Nurses Offer Lifeline By Pampering New Moms In Weekly Meetings
Nothing — and I mean nothing — really prepares you for motherhood. You think you know about sleeplessness and about the enormous responsibility of keeping a tiny human healthy. But even if your expectations of the daily grind (and joy) of parenting are right on target, there’s something you just can’t prepare for until it slaps you in the face: ceasing to exist in your own right.
OK, not really, but that’s what it feels like sometimes. Even something as simple as going to the bathroom requires planning, and all the people (friends, relatives, nurses) who doted on you when you were pregnant never even ask how you’re doing anymore; they just want to know about the baby.

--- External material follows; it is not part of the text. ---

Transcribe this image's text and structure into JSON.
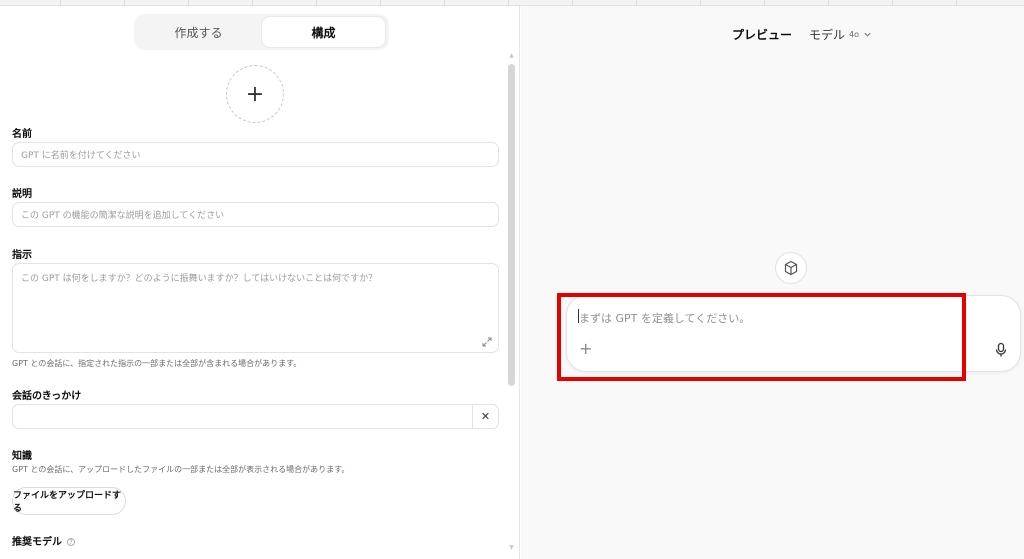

That’s why the weekly group held at the hospital where I delivered was such a lifesaver. It was run by two of the hospital’s maternity nurses, and their goal was to provide a place where exhausted, hormonal new moms could feel like themselves again. They always asked how we were doing — not just about our babies — and they actually cared about the answers. They listened to our new-mom fears and answered our silly questions (which they had to have heard a hundred times) without making us feel like we were hopelessly clueless. And they would hold our babies so we could take a bathroom break without fear, which might have been the best part of all!
I’m still in touch with some of the moms I met through that group. Our “babies” are 12 now, and it’s been fun to watch them grow up and welcome younger siblings into the world. I haven’t seen the nurses since I popped in for a visit when I was pregnant with my second — you had to “graduate” from the group when your little one started walking — but I often wonder if they know what a difference they made. Do these two nurses know how eagerly we looked forward to that weekly meeting? How fervently we prayed for no runny noses or fevers so that we wouldn’t have to miss it? How, as much as we cheered for our babies’ first steps, we also grieved, knowing that our time in the group was coming to an end? I hope that they do. I hope that they know how much they mattered and that we still remember.
Image source: Flickr